There is plenty to see along the coast. If you start from Nobby’s Lighthouse and Breakwall, which seems to be a popular exercise spot amongst the locals, and head south along the east coast, you’ll walk past a few landmarks.
Fort Scratchly sits atop the hill and overlooks Nobby’s Beach – it was a commanding post built in 1882 to protect the city again Russian attack. However, the guns weren’t used until WW2 when Japanese submarines fired on Newcastle.
Further down is Newcastle Ocean Baths, a historic site that opened in 1922. It has a beautiful art deco façade and the pools overlook the ocean. The day we walked past, we were lucky to see a whale not far from the shore.
With origins dating back to 1819, the obelisk started out as a windmill that ground flour. Its position not only allowed the windmill to catch the wind and grind flour at great speeds, it also became a landmark for sailors along the coast. In 1847, the windmill was sold and sailors were pissed off because their marker was missing, so in 1850, the local government erected the Obelisk.
Over the years, the Obelisk has been damaged by lightning strikes, and an explosion caused by a gas leak ignited by two girls playing with fireworks. These days, it’s a great place to get a panoramic view of the city.
Despite seeming quite dangerous, Bogie Hole is a popular swimming spot amongst the locals. It’s one of Australia’s oldest ocean sea baths, carved out by convicts in 1820. It used to be known as the Commandant’s Baths but colloquially became known as Bogey Hole from a native word for ‘to bathe’.
Food & Drink
Serving directly from the tank to the tap, the Foghorn Brewery produces a great selection of craft beers in a big warehouse-style space. Dave enjoyed the Sligo Extra Stout with its rich coffee and chocolate flavours and balanced bitterness while Juz liked the big 7% Belgio Blonde, which was ridiculously drinkable with fruit and yeast characteristics.
Harry’s Café De Wheels
This historic Novocastrian icon started back in the 1930s as Harry’s, with humble ‘pies ‘n’ peas’ that were popular with sailors, soldiers, taxi drivers and policemen. The café operated until 1938 when Harry was sent to the war, where he earned his nickname, Tiger (hence the signature dish of a pie topped with potatoes, peas and gravy). When he returned to Newcastle, he reopened his café and renamed it Harry’s Café de Wheels because council regulation required mobile food vans to move at least 12 inches a day.
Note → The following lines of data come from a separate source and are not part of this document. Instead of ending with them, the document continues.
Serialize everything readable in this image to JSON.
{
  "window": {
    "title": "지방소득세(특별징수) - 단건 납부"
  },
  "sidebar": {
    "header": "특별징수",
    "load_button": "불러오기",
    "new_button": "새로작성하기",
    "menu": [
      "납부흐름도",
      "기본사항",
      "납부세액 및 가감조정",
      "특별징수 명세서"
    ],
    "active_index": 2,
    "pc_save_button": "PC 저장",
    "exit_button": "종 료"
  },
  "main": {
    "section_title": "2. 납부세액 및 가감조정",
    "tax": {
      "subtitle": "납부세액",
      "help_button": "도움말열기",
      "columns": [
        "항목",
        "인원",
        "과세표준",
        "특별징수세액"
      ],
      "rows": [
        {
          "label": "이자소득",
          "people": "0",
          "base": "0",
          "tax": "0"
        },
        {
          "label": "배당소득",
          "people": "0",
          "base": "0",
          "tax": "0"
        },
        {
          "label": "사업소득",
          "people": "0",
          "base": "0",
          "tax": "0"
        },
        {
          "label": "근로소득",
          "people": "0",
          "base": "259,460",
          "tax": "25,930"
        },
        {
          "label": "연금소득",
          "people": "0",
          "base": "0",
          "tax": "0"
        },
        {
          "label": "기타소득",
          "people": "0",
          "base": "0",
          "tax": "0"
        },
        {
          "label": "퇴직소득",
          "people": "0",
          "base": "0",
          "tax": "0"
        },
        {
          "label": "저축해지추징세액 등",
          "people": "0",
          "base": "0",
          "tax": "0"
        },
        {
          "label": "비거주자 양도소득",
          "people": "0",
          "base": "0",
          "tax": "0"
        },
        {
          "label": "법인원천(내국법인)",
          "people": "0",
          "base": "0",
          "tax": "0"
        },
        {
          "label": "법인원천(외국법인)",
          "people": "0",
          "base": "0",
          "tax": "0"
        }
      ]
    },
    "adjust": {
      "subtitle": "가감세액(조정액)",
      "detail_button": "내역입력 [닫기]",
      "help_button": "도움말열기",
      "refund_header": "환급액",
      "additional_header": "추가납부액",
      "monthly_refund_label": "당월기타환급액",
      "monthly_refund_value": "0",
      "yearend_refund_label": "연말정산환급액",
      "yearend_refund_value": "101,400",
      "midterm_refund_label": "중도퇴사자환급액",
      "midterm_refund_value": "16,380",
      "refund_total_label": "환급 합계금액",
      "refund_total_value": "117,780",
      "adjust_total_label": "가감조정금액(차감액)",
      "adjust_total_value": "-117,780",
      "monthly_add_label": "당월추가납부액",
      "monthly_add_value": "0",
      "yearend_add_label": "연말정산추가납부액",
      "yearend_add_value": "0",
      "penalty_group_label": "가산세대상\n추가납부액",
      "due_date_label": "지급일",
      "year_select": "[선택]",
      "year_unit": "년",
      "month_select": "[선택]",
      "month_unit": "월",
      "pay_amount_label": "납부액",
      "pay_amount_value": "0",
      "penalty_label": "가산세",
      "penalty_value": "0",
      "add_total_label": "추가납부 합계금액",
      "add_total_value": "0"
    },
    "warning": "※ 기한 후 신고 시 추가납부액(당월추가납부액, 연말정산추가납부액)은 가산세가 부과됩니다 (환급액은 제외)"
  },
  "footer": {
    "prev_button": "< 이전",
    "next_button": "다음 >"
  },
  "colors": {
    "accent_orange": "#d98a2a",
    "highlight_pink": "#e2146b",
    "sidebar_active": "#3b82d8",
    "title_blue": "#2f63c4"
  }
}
Over the years, many celebrities have visited Harry’s – Brooke Shields, Frank Sinatra, Russell Crowe, Elton John, Anthony Bourdain, even Colonel Sanders!
We stumbled across Harry’s during a massive walk around the city to shake off our hangover from the night before. The timing was perfectly aligned with lunchtime so we stopped for a Pie & Peas, as well as a Hot Dog de Wheels, complete with mushy peas, chilli con carne, garlic onions and stripes of cheese sauce and chilli sauce. Neither fancy nor gourmet, but totally delicious.
The Grand Hotel
For a cheap lunch, you can’t go past the Grand Hotel. Dave scored the $10 chicken schnitzel with chips and salad while Juz paid a little extra for the New York sandwich with fries – tangy and juicy with just enough chips. Both were absolutely delicious and satisfied our midday hunger.
While we were there, one of the bartenders came out and told us about his motorcycle trip around Australia. It’s always great to hear about other people’s travels, but we were amazed that he did the whole lot in only two months!
Good Brother Espresso Shop
A cute little café that makes a great coffee, and even offers blankets to customers sitting outside during winter. How nice!
Information & Accommodation
Free public transport is available in Newcastle. Catch any blue and white State Transit bus within the inner city zone between 7:30am and 6pm for FREE! For more information, visit the City of Newcastle website.
For friendly accommodation that is centrally located, book yourself in at the Newcastle Beach YHA. It’s located on Pacific Street within an historic building, complete with a grand wooden staircase and chesterfield couches. For more information, check out their website.